  • and lowering of costs.

    又減少支出的功效

  • You know, the average grocery store today

    你知道現在平均每一間雜貨店

  • offers you 45,000 products.

    提供四萬五千種商品

  • The typical Walmart today offers you 100,000 products.

    沃爾瑪(Walmart) 超市每天提供你十萬種商品

  • But the ninth largest retailer,

    然而現今世界上

  • the ninth biggest retailer in the world today

    第九大的零售商

  • is Aldi,

    阿爾迪超市(Aldi)

  • and it offers you only 1,400 products --

    只供應你一千四百種商品

  • one kind of canned tomato sauce.

    其中只包含一種蕃茄醬

  • Now in the financial savings world,

    在現今理財儲蓄的社會中

  • I think one of the best examples that has recently come out

    我想最好的例子是

  • on how to best manage the choice offerings

    最近由David Laibson 在哈佛大學進行的一項計畫

  • has actually been something that David Laibson was heavily involved in designing,

    這個計畫是關於

  • which was the program that they have at Harvard.

    如何用最好的方式來管理選擇

  • Every single Harvard employee

    每一位哈佛的教職員

  • is now automatically enrolled

    會自動被加入

  • in a lifecycle fund.

    一項人生規畫基金中

  • For those people who actually want to choose,

    對於那些真正想要選擇的人

  • they're given 20 funds,

    他們會有二十種不同的基金

  • not 300 or more funds.

    而非三百種或更多的選擇

  • You know, often, people say,

    人們總是說

  • "I don't know how to cut.

    「我不知道如何精簡,

  • They're all important choices."

    每一個都是很好的選擇。
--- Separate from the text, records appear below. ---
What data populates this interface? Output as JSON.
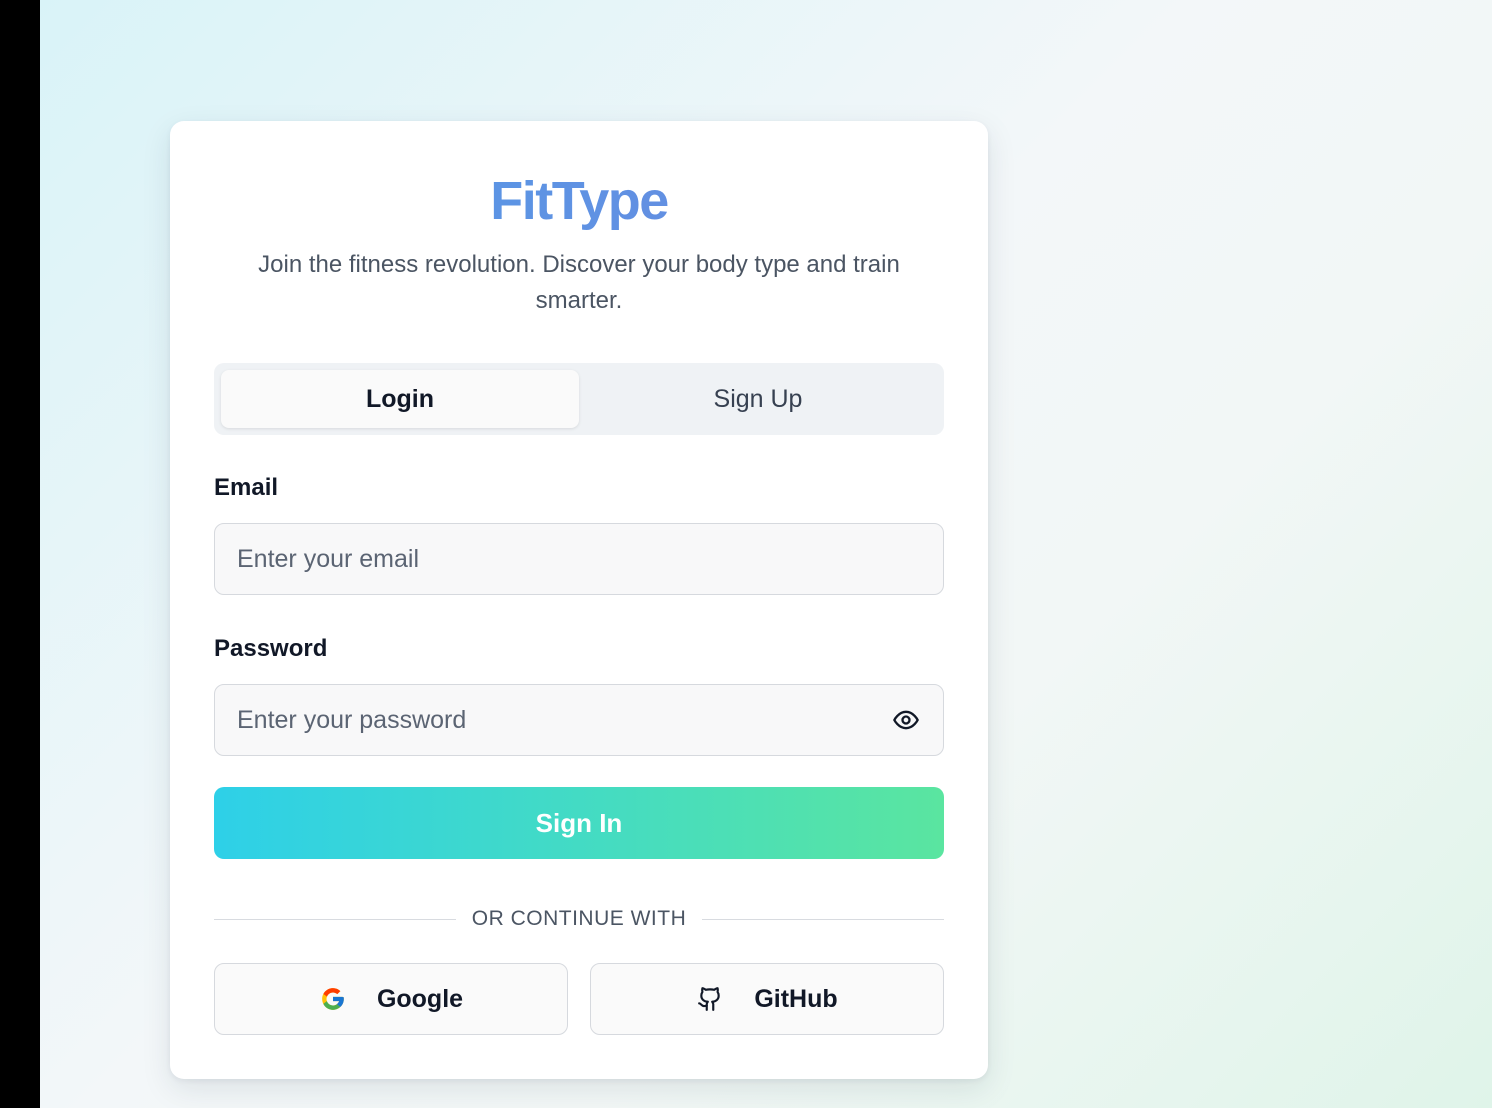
{
  "brand": {
    "name": "FitType"
  },
  "tagline": "Join the fitness revolution. Discover your body type and train smarter.",
  "tabs": [
    {
      "label": "Login",
      "active": true
    },
    {
      "label": "Sign Up",
      "active": false
    }
  ],
  "form": {
    "email": {
      "label": "Email",
      "placeholder": "Enter your email",
      "value": ""
    },
    "password": {
      "label": "Password",
      "placeholder": "Enter your password",
      "value": ""
    },
    "submit_label": "Sign In"
  },
  "divider_text": "OR CONTINUE WITH",
  "social": [
    {
      "label": "Google",
      "icon": "google-icon"
    },
    {
      "label": "GitHub",
      "icon": "github-icon"
    }
  ],
  "colors": {
    "brand_gradient_start": "#4f9ee6",
    "brand_gradient_end": "#6f86e0",
    "button_gradient_start": "#2ed0e8",
    "button_gradient_end": "#5ae5a0"
  }
}
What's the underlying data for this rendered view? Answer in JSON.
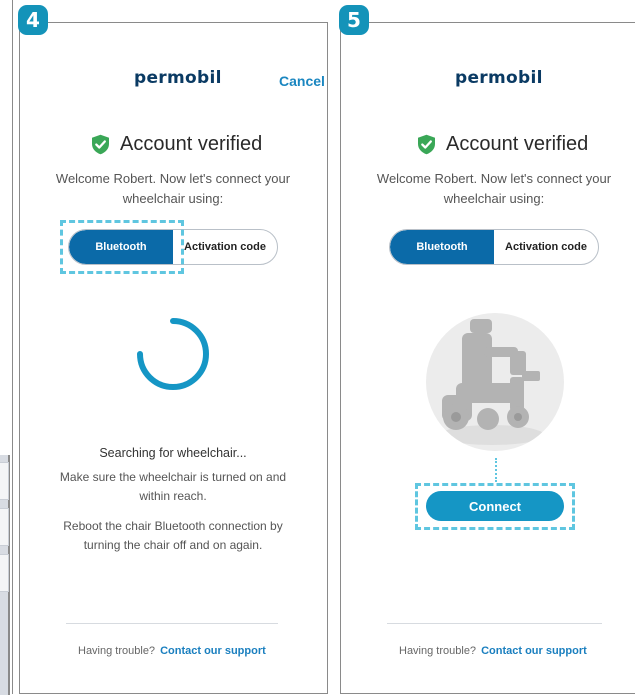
{
  "panel4": {
    "step": "4",
    "logo": "permobil",
    "cancel": "Cancel",
    "verified_title": "Account verified",
    "welcome": "Welcome Robert. Now let's connect your wheelchair using:",
    "toggle": {
      "bluetooth": "Bluetooth",
      "activation": "Activation code"
    },
    "searching": "Searching for wheelchair...",
    "hint1": "Make sure the wheelchair is turned on and within reach.",
    "hint2": "Reboot the chair Bluetooth connection by turning the chair off and on again.",
    "trouble": "Having trouble?",
    "support": "Contact our support"
  },
  "panel5": {
    "step": "5",
    "logo": "permobil",
    "verified_title": "Account verified",
    "welcome": "Welcome Robert. Now let's connect your wheelchair using:",
    "toggle": {
      "bluetooth": "Bluetooth",
      "activation": "Activation code"
    },
    "connect": "Connect",
    "trouble": "Having trouble?",
    "support": "Contact our support"
  },
  "colors": {
    "accent": "#1493b9",
    "toggle_active": "#0b6aa8",
    "verified_green": "#3aa757",
    "highlight_dashed": "#5fc6e0"
  }
}
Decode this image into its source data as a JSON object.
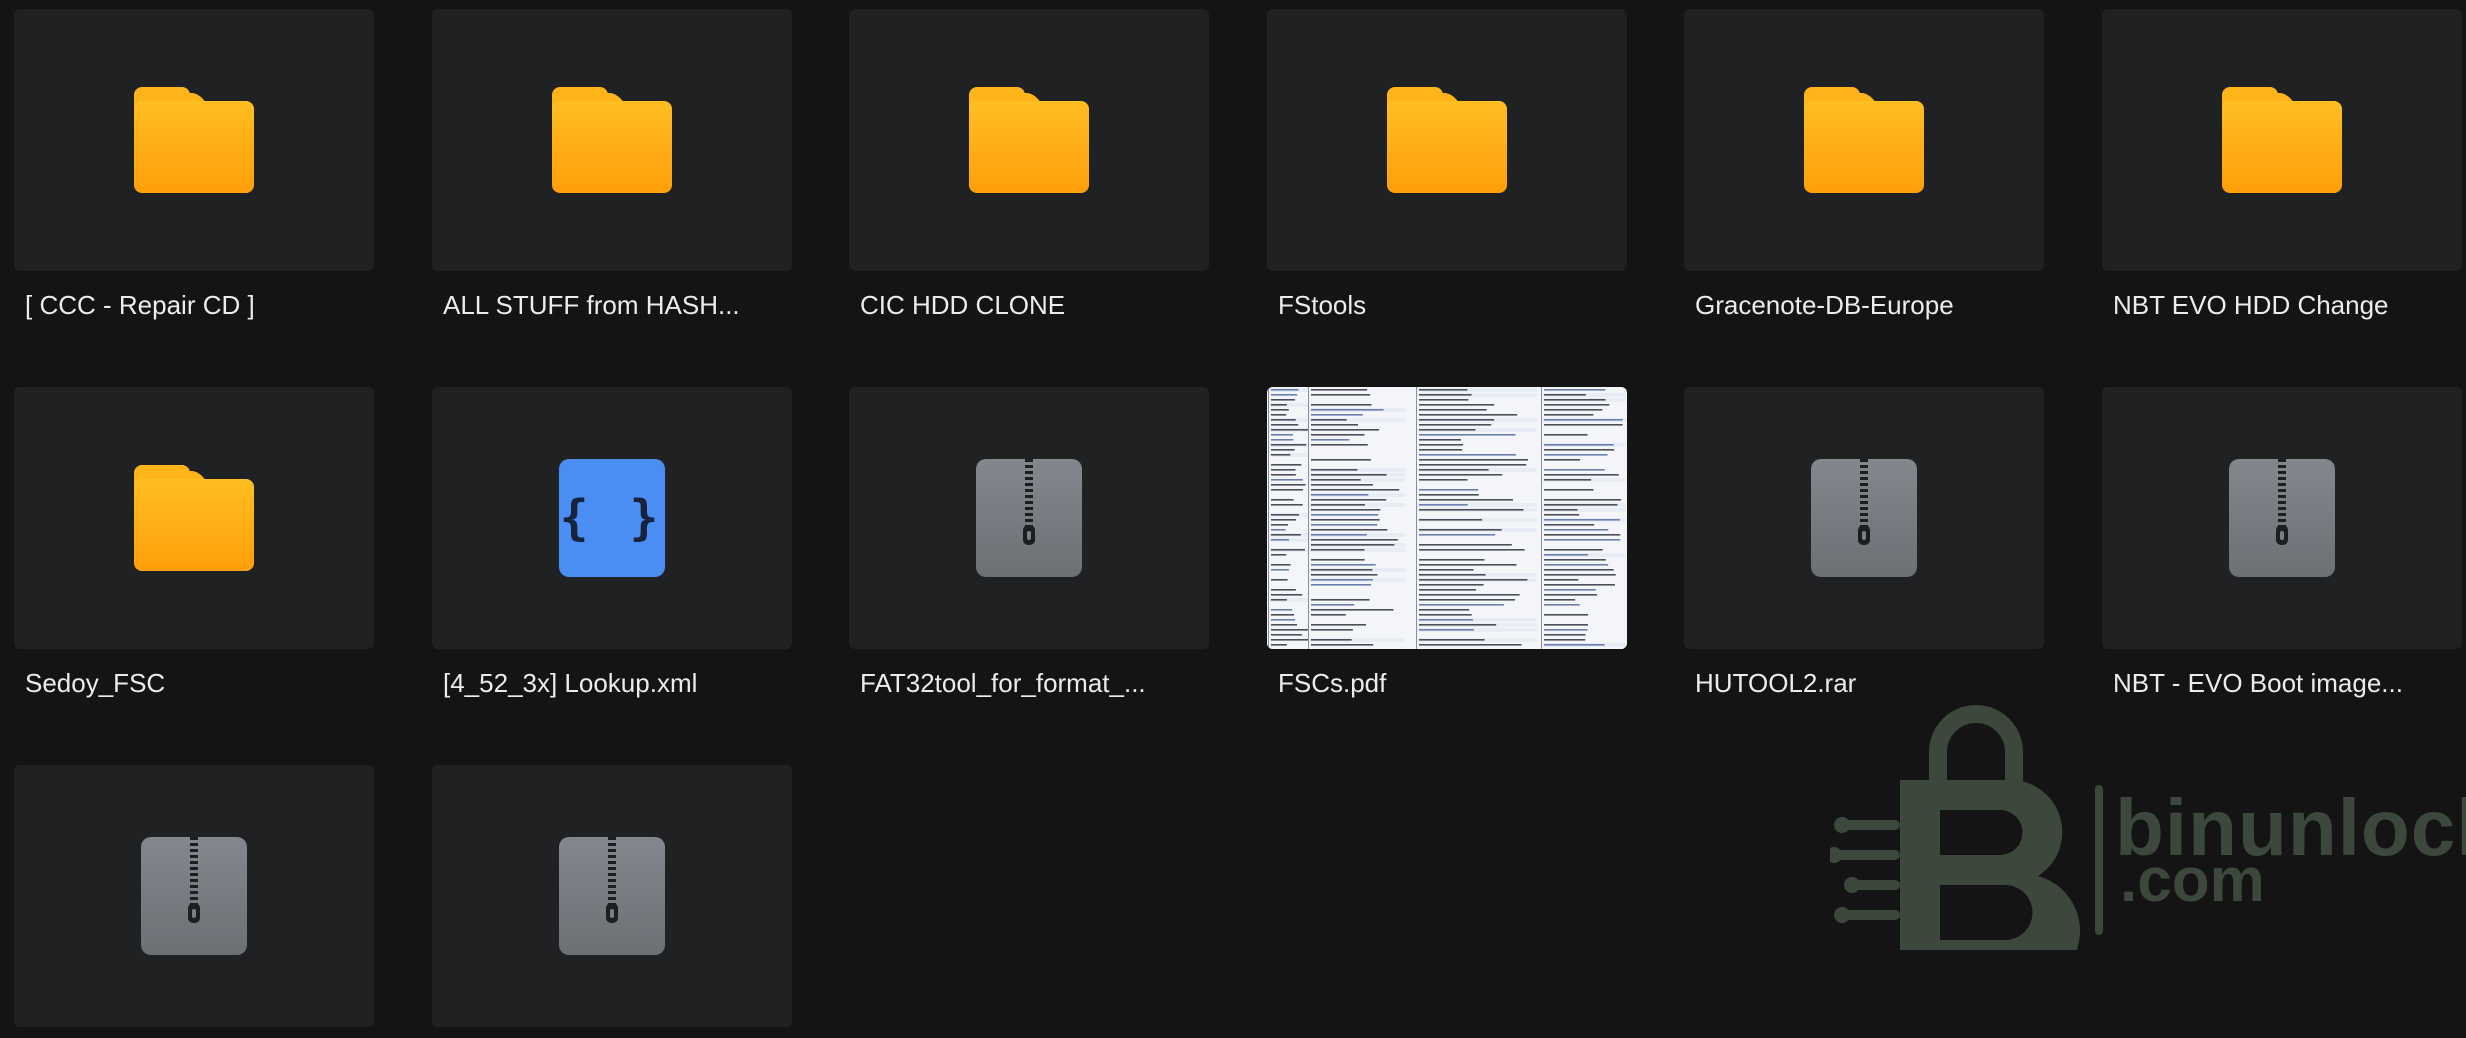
{
  "items": [
    {
      "name": "[ CCC - Repair CD ]",
      "type": "folder"
    },
    {
      "name": "ALL STUFF from HASH...",
      "type": "folder"
    },
    {
      "name": "CIC HDD CLONE",
      "type": "folder"
    },
    {
      "name": "FStools",
      "type": "folder"
    },
    {
      "name": "Gracenote-DB-Europe",
      "type": "folder"
    },
    {
      "name": "NBT EVO HDD Change",
      "type": "folder"
    },
    {
      "name": "Sedoy_FSC",
      "type": "folder"
    },
    {
      "name": "[4_52_3x] Lookup.xml",
      "type": "xml"
    },
    {
      "name": "FAT32tool_for_format_...",
      "type": "archive"
    },
    {
      "name": "FSCs.pdf",
      "type": "pdf"
    },
    {
      "name": "HUTOOL2.rar",
      "type": "archive"
    },
    {
      "name": "NBT - EVO Boot image...",
      "type": "archive"
    },
    {
      "name": "",
      "type": "archive"
    },
    {
      "name": "",
      "type": "archive"
    }
  ],
  "xml_glyph": "{ }",
  "watermark": {
    "line1": "binunlock",
    "line2": ".com",
    "color": "#5f7460"
  },
  "colors": {
    "background": "#141414",
    "tile": "#202123",
    "folder": "#ffb419",
    "xml": "#4a8ef4",
    "archive": "#7b7e83"
  }
}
」

  • And the first thing I do is I ask the employees,

    因此,我對這些教職員詢問的第一個問題是:

  • "Tell me how these choices are different from one another.

    「告訴我這些選擇有什麼不同?

  • And if your employees can't tell them apart,

    如果你的教職員都無法分辨了

  • neither can your consumers."

    更別說是你的顧客了。」

  • Now before we started our session this afternoon,

    在我們開始這個活動之前

  • I had a chat with Gary.

    我和Gary有一段對話

  • And Gary said that he would be willing

    Gary告訴我他很樂意提供

  • to offer people in this audience

    在場的聽眾

  • an all-expenses-paid free vacation

    一個免費前往世界上

  • to the most beautiful road in the world.

    最漂亮的公路旅行的機會

  • Here's a description of the road.

    這是關於這條路的簡介

  • And I'd like you to read it.

    給各位參考

  • And now I'll give you a few seconds to read it

    現在我給大家一點時間來閱讀

  • and then I want you to clap your hands

    如果你想要得到Gary提供的機會請你拍手

  • if you're ready to take Gary up on his offer.

    (投影片:這條Stremnaya公路非常的漂亮,有壯麗的群山、懸崖和青草。由於這條公路的極佳景觀,結合了非常狹窄的路和極高的懸崖,因此也有人認為這條公路是世界上最危險的公路。*諷刺的是,公路的危險也成為了自1990年起,旅客最喜歡前往的地點。尤其是愛好山路的騎士將其視為最刺激的下坡道路。 *平均每個月會有兩台腳踏車會從路上摔下來。)

  • (Light clapping)

    (稀少的掌聲)

  • Okay. Anybody who's ready to take him up on his offer.

    有人想要得到這個機會嗎?

  • Is that all?

    這是全部了嗎?

  • All right, let me show you some more about this.

    好吧!我再讓你多知道一點。

  • (Laughter)

    (笑聲)

  • You guys knew there was a trick, didn't you.

    你們都知道事有玄機

  • (Honk)

    (喇叭聲)

  • Now who's ready to go on this trip.

    現在,有誰想要參加這趟旅行?

  • (Applause)

    (鼓掌)

  • (Laughter)

    (笑聲)

  • I think I might have actually heard more hands.

    我想確實有更多人鼓掌了

  • All right.

    其實

  • Now in fact,

    事實上,

  • you had objectively more information

    客觀來說

  • the first time around than the second time around,

    你們在第一回合時較第二回合時有更多的訊息

  • but I would venture to guess

    但是我大膽猜測

  • that you felt that it was more real the second time around.

    你們在第二回合時有更真實的感覺

  • Because the pictures made it feel

    因為這些照片讓一切都變得

  • more real to you.

    更加真實

  • Which brings me to